Component data from apps and pages:
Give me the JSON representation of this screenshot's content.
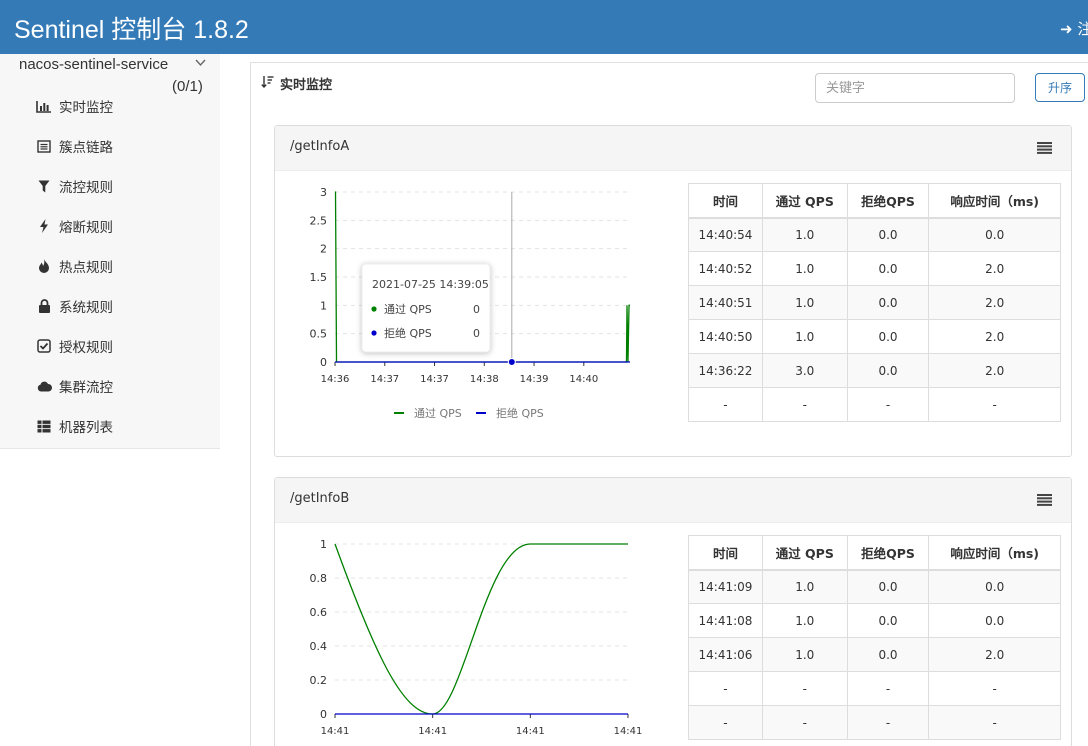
{
  "header": {
    "title": "Sentinel 控制台 1.8.2",
    "logout_label": "注销"
  },
  "sidebar": {
    "service_name": "nacos-sentinel-service",
    "service_count": "(0/1)",
    "items": [
      {
        "label": "实时监控",
        "icon": "bar-chart-icon"
      },
      {
        "label": "簇点链路",
        "icon": "list-icon"
      },
      {
        "label": "流控规则",
        "icon": "filter-icon"
      },
      {
        "label": "熔断规则",
        "icon": "bolt-icon"
      },
      {
        "label": "热点规则",
        "icon": "fire-icon"
      },
      {
        "label": "系统规则",
        "icon": "lock-icon"
      },
      {
        "label": "授权规则",
        "icon": "check-square-icon"
      },
      {
        "label": "集群流控",
        "icon": "cloud-icon"
      },
      {
        "label": "机器列表",
        "icon": "th-list-icon"
      }
    ]
  },
  "main": {
    "title": "实时监控",
    "search": {
      "placeholder": "关键字",
      "value": ""
    },
    "sort_button": "升序"
  },
  "table_headers": [
    "时间",
    "通过 QPS",
    "拒绝QPS",
    "响应时间（ms)"
  ],
  "resources": [
    {
      "name": "/getInfoA",
      "rows": [
        [
          "14:40:54",
          "1.0",
          "0.0",
          "0.0"
        ],
        [
          "14:40:52",
          "1.0",
          "0.0",
          "2.0"
        ],
        [
          "14:40:51",
          "1.0",
          "0.0",
          "2.0"
        ],
        [
          "14:40:50",
          "1.0",
          "0.0",
          "2.0"
        ],
        [
          "14:36:22",
          "3.0",
          "0.0",
          "2.0"
        ],
        [
          "-",
          "-",
          "-",
          "-"
        ]
      ],
      "tooltip": {
        "time": "2021-07-25 14:39:05",
        "items": [
          {
            "label": "通过 QPS",
            "value": "0",
            "color": "#008000"
          },
          {
            "label": "拒绝 QPS",
            "value": "0",
            "color": "#0000cc"
          }
        ]
      }
    },
    {
      "name": "/getInfoB",
      "rows": [
        [
          "14:41:09",
          "1.0",
          "0.0",
          "0.0"
        ],
        [
          "14:41:08",
          "1.0",
          "0.0",
          "0.0"
        ],
        [
          "14:41:06",
          "1.0",
          "0.0",
          "2.0"
        ],
        [
          "-",
          "-",
          "-",
          "-"
        ],
        [
          "-",
          "-",
          "-",
          "-"
        ]
      ]
    }
  ],
  "chart_data": [
    {
      "type": "line",
      "x_tick_labels": [
        "14:36",
        "14:37",
        "14:37",
        "14:38",
        "14:39",
        "14:40"
      ],
      "y_tick_labels": [
        "0",
        "0.5",
        "1",
        "1.5",
        "2",
        "2.5",
        "3"
      ],
      "ylim": [
        0,
        3
      ],
      "xlim_minutes": [
        0,
        5.8
      ],
      "legend_position": "bottom-center",
      "series": [
        {
          "name": "通过 QPS",
          "color": "#008000",
          "x_minutes": [
            0,
            0.01,
            0.03,
            5.77,
            5.78,
            5.8,
            5.82,
            5.84
          ],
          "values": [
            3,
            3,
            0,
            0,
            1,
            0,
            1,
            1
          ]
        },
        {
          "name": "拒绝 QPS",
          "color": "#0000cc",
          "x_minutes": [
            0,
            5.84
          ],
          "values": [
            0,
            0
          ]
        }
      ],
      "crosshair_x_minutes": 3.5
    },
    {
      "type": "line",
      "x_tick_labels": [
        "14:41",
        "14:41",
        "14:41",
        "14:41"
      ],
      "y_tick_labels": [
        "0",
        "0.2",
        "0.4",
        "0.6",
        "0.8",
        "1"
      ],
      "ylim": [
        0,
        1
      ],
      "xlim": [
        0,
        3
      ],
      "series": [
        {
          "name": "通过 QPS",
          "color": "#008000",
          "shape": "smooth-dip",
          "x": [
            0,
            1,
            2,
            3
          ],
          "values": [
            1,
            0,
            1,
            1
          ]
        },
        {
          "name": "拒绝 QPS",
          "color": "#0000cc",
          "x": [
            0,
            3
          ],
          "values": [
            0,
            0
          ]
        }
      ]
    }
  ]
}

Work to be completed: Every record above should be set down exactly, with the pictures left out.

Your solution:
Give me the JSON representation of this screenshot's content.
{
  "header": {
    "title": "Sentinel 控制台 1.8.2",
    "logout_label": "注销"
  },
  "sidebar": {
    "service_name": "nacos-sentinel-service",
    "service_count": "(0/1)",
    "items": [
      {
        "label": "实时监控",
        "icon": "bar-chart-icon"
      },
      {
        "label": "簇点链路",
        "icon": "list-icon"
      },
      {
        "label": "流控规则",
        "icon": "filter-icon"
      },
      {
        "label": "熔断规则",
        "icon": "bolt-icon"
      },
      {
        "label": "热点规则",
        "icon": "fire-icon"
      },
      {
        "label": "系统规则",
        "icon": "lock-icon"
      },
      {
        "label": "授权规则",
        "icon": "check-square-icon"
      },
      {
        "label": "集群流控",
        "icon": "cloud-icon"
      },
      {
        "label": "机器列表",
        "icon": "th-list-icon"
      }
    ]
  },
  "main": {
    "title": "实时监控",
    "search": {
      "placeholder": "关键字",
      "value": ""
    },
    "sort_button": "升序"
  },
  "table_headers": [
    "时间",
    "通过 QPS",
    "拒绝QPS",
    "响应时间（ms)"
  ],
  "resources": [
    {
      "name": "/getInfoA",
      "rows": [
        [
          "14:40:54",
          "1.0",
          "0.0",
          "0.0"
        ],
        [
          "14:40:52",
          "1.0",
          "0.0",
          "2.0"
        ],
        [
          "14:40:51",
          "1.0",
          "0.0",
          "2.0"
        ],
        [
          "14:40:50",
          "1.0",
          "0.0",
          "2.0"
        ],
        [
          "14:36:22",
          "3.0",
          "0.0",
          "2.0"
        ],
        [
          "-",
          "-",
          "-",
          "-"
        ]
      ],
      "tooltip": {
        "time": "2021-07-25 14:39:05",
        "items": [
          {
            "label": "通过 QPS",
            "value": "0",
            "color": "#008000"
          },
          {
            "label": "拒绝 QPS",
            "value": "0",
            "color": "#0000cc"
          }
        ]
      }
    },
    {
      "name": "/getInfoB",
      "rows": [
        [
          "14:41:09",
          "1.0",
          "0.0",
          "0.0"
        ],
        [
          "14:41:08",
          "1.0",
          "0.0",
          "0.0"
        ],
        [
          "14:41:06",
          "1.0",
          "0.0",
          "2.0"
        ],
        [
          "-",
          "-",
          "-",
          "-"
        ],
        [
          "-",
          "-",
          "-",
          "-"
        ]
      ]
    }
  ],
  "chart_data": [
    {
      "type": "line",
      "x_tick_labels": [
        "14:36",
        "14:37",
        "14:37",
        "14:38",
        "14:39",
        "14:40"
      ],
      "y_tick_labels": [
        "0",
        "0.5",
        "1",
        "1.5",
        "2",
        "2.5",
        "3"
      ],
      "ylim": [
        0,
        3
      ],
      "xlim_minutes": [
        0,
        5.8
      ],
      "legend_position": "bottom-center",
      "series": [
        {
          "name": "通过 QPS",
          "color": "#008000",
          "x_minutes": [
            0,
            0.01,
            0.03,
            5.77,
            5.78,
            5.8,
            5.82,
            5.84
          ],
          "values": [
            3,
            3,
            0,
            0,
            1,
            0,
            1,
            1
          ]
        },
        {
          "name": "拒绝 QPS",
          "color": "#0000cc",
          "x_minutes": [
            0,
            5.84
          ],
          "values": [
            0,
            0
          ]
        }
      ],
      "crosshair_x_minutes": 3.5
    },
    {
      "type": "line",
      "x_tick_labels": [
        "14:41",
        "14:41",
        "14:41",
        "14:41"
      ],
      "y_tick_labels": [
        "0",
        "0.2",
        "0.4",
        "0.6",
        "0.8",
        "1"
      ],
      "ylim": [
        0,
        1
      ],
      "xlim": [
        0,
        3
      ],
      "series": [
        {
          "name": "通过 QPS",
          "color": "#008000",
          "shape": "smooth-dip",
          "x": [
            0,
            1,
            2,
            3
          ],
          "values": [
            1,
            0,
            1,
            1
          ]
        },
        {
          "name": "拒绝 QPS",
          "color": "#0000cc",
          "x": [
            0,
            3
          ],
          "values": [
            0,
            0
          ]
        }
      ]
    }
  ]
}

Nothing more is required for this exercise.